Above all, I would focus on portability when looking for a travel guitar. When it comes to acoustic travel guitars you’re never going to get the same tone as you will from your full-sized dreadnaught. Acoustic instruments have the dimensions they do for a reason, and if you change them there’s going to be a drastic effect on the sound. Jumbo style guitars have a lot of bass because of their size. Likewise, a travel guitar will generally sound thinner and quieter than their full sized counterparts because it’s built with portability in mind as opposed to just tone.
Electric travel guitars can sound fine, they just generally don’t. The reason for this is that if a company puts in high quality materials it leads to an expensive guitar, and travel guitars are generally priced much lower than standard instruments.

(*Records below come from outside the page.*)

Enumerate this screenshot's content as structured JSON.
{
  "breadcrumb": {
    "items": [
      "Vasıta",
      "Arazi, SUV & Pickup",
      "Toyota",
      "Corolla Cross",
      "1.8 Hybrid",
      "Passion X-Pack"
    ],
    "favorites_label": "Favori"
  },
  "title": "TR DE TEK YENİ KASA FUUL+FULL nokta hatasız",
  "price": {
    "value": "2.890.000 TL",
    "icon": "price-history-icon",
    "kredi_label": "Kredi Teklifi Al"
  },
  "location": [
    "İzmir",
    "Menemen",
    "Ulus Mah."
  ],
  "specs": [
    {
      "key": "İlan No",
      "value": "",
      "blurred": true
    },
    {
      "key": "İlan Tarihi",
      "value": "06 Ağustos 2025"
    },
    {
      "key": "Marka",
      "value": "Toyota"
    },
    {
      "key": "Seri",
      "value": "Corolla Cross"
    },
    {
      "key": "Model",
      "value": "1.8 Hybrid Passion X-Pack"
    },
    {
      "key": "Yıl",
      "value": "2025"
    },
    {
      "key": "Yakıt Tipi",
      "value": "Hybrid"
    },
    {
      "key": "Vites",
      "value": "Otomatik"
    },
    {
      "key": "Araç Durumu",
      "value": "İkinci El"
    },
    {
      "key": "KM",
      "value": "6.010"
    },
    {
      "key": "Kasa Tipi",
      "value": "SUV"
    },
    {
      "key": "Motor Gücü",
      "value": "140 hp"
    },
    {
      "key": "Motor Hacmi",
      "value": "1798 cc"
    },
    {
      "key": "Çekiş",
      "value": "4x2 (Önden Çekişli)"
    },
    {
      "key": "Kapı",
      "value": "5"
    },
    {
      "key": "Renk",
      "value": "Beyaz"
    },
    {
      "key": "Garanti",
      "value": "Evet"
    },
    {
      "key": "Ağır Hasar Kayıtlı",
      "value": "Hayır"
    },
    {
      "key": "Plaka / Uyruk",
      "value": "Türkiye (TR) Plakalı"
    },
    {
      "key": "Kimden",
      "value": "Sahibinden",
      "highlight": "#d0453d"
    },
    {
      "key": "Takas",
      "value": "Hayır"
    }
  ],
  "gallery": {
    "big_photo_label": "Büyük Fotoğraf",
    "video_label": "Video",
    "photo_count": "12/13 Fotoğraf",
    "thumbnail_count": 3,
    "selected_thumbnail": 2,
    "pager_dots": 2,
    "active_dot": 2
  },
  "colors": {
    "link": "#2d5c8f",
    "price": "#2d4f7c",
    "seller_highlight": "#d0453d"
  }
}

Definitely make sure to consider the pickup components when selecting your travel guitar to make sure you'll be able to achieve the tone you're looking for.
The Five Best Travel Guitars
Looking for a great travel guitar but can’t figure out where to start? Check out these five great recommendations!
Martin Steel String Backpacker
Looking for a travel guitar that will replicate the feel of a traditional acoustic without breaking the bank? If so, look no further than the Martin Steel String Backpacker. The guitar features a solid spruce top, a full scale length, and solid tonewood back and sides. Personally, this is my favorite travel guitar. The Martin Backpacker is full scale and sounds like a proper instrument rather than a toy. The build quality is exactly what you'd expect from a brand like Martin, and it is priced really well given the brands' premium craftsmanship.
Cordoba Mini O Travel Guitar
The Cordoba Mini O markets itself as a travel guitar, but in truth it’s really a functional instrument in its own right. The instrument can be thought of as a mid-range ukulele with six strings rather than a guitar that sacrifices tone for function. As an added bonus, the Cordoba Mini O features a solid ovangkol (similar to rosewood) top and a mahogany neck.
Don’t let its small size fool you; the Johnson JG-TR2 packs a lot of value into a tiny package. The guitar features a rosewood bridge, a full scale neck, and 22-fret rosewood fretboard. As an added bonus, the instrument comes with attractive binding around the neck and body.
Traveler Guitar Ultra-Light Electric Guitar
The Traveler Guitar Ultra-Light Electric guitar isn’t just a travel guitar, it truly is a functional instrument. It features a one-piece maple body, a detachable lap rest frame that mimics the feel of a full size guitar, as well as a Shadow under-saddle piezo pickup.
Voyage-Air Songwriter Series VAOM-04
The Voyage-Air Songwriter series fills a really particular niche, but it does fill it very well. The guitar is priced like a professional guitar, because it is. It folds at the neck and stashes into a backpack or hardshell case, but aside from that it’s built as well as any of its peers. This makes it a great option for touring musicians.